And then that day came, when my friend and I went out for that 30 miler. The sun rose by the time we hit the trailhead and after the second loop and some previous shedding of layers we made the decision, an incredibly liberating gesture, a shaking off the snow from our shoulders…to run shirtless. The wind was dead and the sun was alive. We took off our shirts and ran out for the third loop. The feeling was indescribable and I couldn’t hold back, extending my arms and fingers outward to absorb it all as we shot into the woods, our bodies generating any necessary heat lost in the shade of the leafless limbs.
Winter was over. I knew it. And with that I was going to break free and run with an ever increasing speed and strength.
But then, no. Three days later my life was turned upside down. Cancer.
And after I had time to really stop and think about it, it all came clear. That unpredictable rhythm. The deep, deep cold. The emotional struggle. The compromised runs. The lack of progress. It wasn’t the winter…it was cancer. All along, it was an unnamed, unknown force deep within me, and now I could finally understand the confusion in my words when I told my coach that something just felt different, just felt “off”. It wasn’t the burden of life changes, the losing of love, the weight of financial struggles, the biting cold of winter…it was cancer.
No wonder that winter was so damn hard.
And that brings us to today. Photos on my Instagram feed already show snow falling in other parts of the country where distant friends react with varied excitement or dread. The mornings have already become blanketed in cold, the ground in frost. A jacket and thin gloves no longer cut it when leaving the house.
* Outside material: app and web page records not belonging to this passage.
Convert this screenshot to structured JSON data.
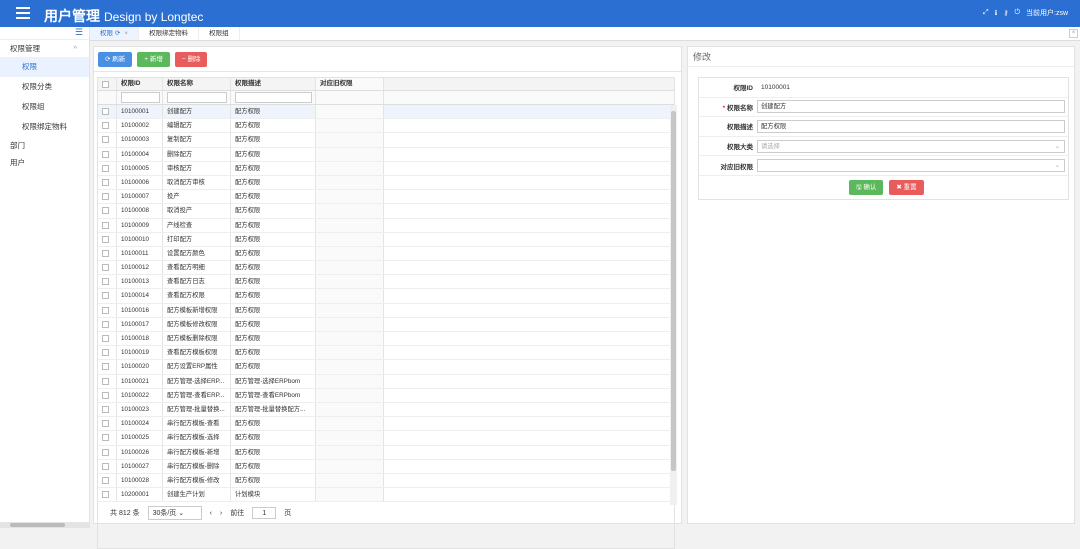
{
  "header": {
    "title": "用户管理",
    "subtitle": "Design by Longtec",
    "user": "当前用户:zsw"
  },
  "sidebar": {
    "groups": [
      {
        "label": "权限管理",
        "items": [
          "权限",
          "权限分类",
          "权限组",
          "权限绑定物料"
        ]
      },
      {
        "label": "部门"
      },
      {
        "label": "用户"
      }
    ]
  },
  "tabs": [
    {
      "label": "权限",
      "active": true
    },
    {
      "label": "权限绑定物料"
    },
    {
      "label": "权限组"
    }
  ],
  "toolbar": {
    "refresh": "刷新",
    "add": "新增",
    "delete": "删除"
  },
  "table": {
    "columns": [
      "权限ID",
      "权限名称",
      "权限描述",
      "对应旧权限"
    ],
    "rows": [
      [
        "10100001",
        "创建配方",
        "配方权限"
      ],
      [
        "10100002",
        "编辑配方",
        "配方权限"
      ],
      [
        "10100003",
        "复制配方",
        "配方权限"
      ],
      [
        "10100004",
        "删除配方",
        "配方权限"
      ],
      [
        "10100005",
        "审核配方",
        "配方权限"
      ],
      [
        "10100006",
        "取消配方审核",
        "配方权限"
      ],
      [
        "10100007",
        "投产",
        "配方权限"
      ],
      [
        "10100008",
        "取消投产",
        "配方权限"
      ],
      [
        "10100009",
        "产线检查",
        "配方权限"
      ],
      [
        "10100010",
        "打印配方",
        "配方权限"
      ],
      [
        "10100011",
        "设置配方颜色",
        "配方权限"
      ],
      [
        "10100012",
        "查看配方明细",
        "配方权限"
      ],
      [
        "10100013",
        "查看配方日志",
        "配方权限"
      ],
      [
        "10100014",
        "查看配方权限",
        "配方权限"
      ],
      [
        "10100016",
        "配方模板新增权限",
        "配方权限"
      ],
      [
        "10100017",
        "配方模板修改权限",
        "配方权限"
      ],
      [
        "10100018",
        "配方模板删除权限",
        "配方权限"
      ],
      [
        "10100019",
        "查看配方模板权限",
        "配方权限"
      ],
      [
        "10100020",
        "配方设置ERP属性",
        "配方权限"
      ],
      [
        "10100021",
        "配方管理-选择ERP...",
        "配方管理-选择ERPbom"
      ],
      [
        "10100022",
        "配方管理-查看ERP...",
        "配方管理-查看ERPbom"
      ],
      [
        "10100023",
        "配方管理-批量替换...",
        "配方管理-批量替换配方..."
      ],
      [
        "10100024",
        "串行配方模板-查看",
        "配方权限"
      ],
      [
        "10100025",
        "串行配方模板-选择",
        "配方权限"
      ],
      [
        "10100026",
        "串行配方模板-新增",
        "配方权限"
      ],
      [
        "10100027",
        "串行配方模板-删除",
        "配方权限"
      ],
      [
        "10100028",
        "串行配方模板-修改",
        "配方权限"
      ],
      [
        "10200001",
        "创建生产计划",
        "计划模块"
      ]
    ]
  },
  "pager": {
    "total": "共 812 条",
    "size": "30条/页",
    "goto": "前往",
    "page": "1",
    "unit": "页"
  },
  "form": {
    "title": "修改",
    "id_label": "权限ID",
    "id_value": "10100001",
    "name_label": "权限名称",
    "name_value": "创建配方",
    "desc_label": "权限描述",
    "desc_value": "配方权限",
    "cat_label": "权限大类",
    "cat_placeholder": "请选择",
    "old_label": "对应旧权限",
    "confirm": "确认",
    "reset": "重置"
  }
}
The heater hums a comforting song in the basement. The dark creeps in.
And it’s only going to get worse. Winter is coming.
For me, where that dread of pushing through the slowed pace of the dying season once took a hardened fortitude, now lies a different sort of concern, yet a similar pushing back against the forces of winter. Although my physical efforts are severely compromised, I’m still driven to keep at it as much as I can, to keep mind and body as strong as possible, but that entails working against the cold with new obstacles created by the effects of chemotherapy treatment, the incredibly sensitivity to cold. I feel driven inside to the comfort and warmth of the gym treadmills, but that still demands a bike ride through the darkened cold to get there, and a subsequent ride home. The comfort of my home beckons me to a state of consistent passivity, against my need to push back and remain strong. I could, of course, throw down the cancer card and hide under the covers until it all passes, but I know that’s just not going to happen, that the feelings of regret and defeat would far outweigh the benefits of warm skin, soft morning music, slow risings and ceaseless passivity. No….that’s not how it’s going to work.
Winter is coming…and it’s going to be yet another battle. Despite the conclusion of last year’s winter, I still came out on top. I still battled through and made it back into the sun with a shirtless run as a gesture of victory, and this winter is going to be no different, though my battles may be. I will be rallying against the continued accumulation of chemotherapy, the freakishly problematic side effects of cold sensitivity, the need to remain as strong and healthy as possible against the darkened mornings, and the general desire to curl up on the couch with a cup of coffee as companionship instead of the feelings of accomplishment that come with battling through adversity.
No…we’re going to make it through again, in some form or another. Because when winter comes and the cold cuts deep, there is only one thing to do. Run faster.
Cancer or Cold. I’m going to make it back into the sun again.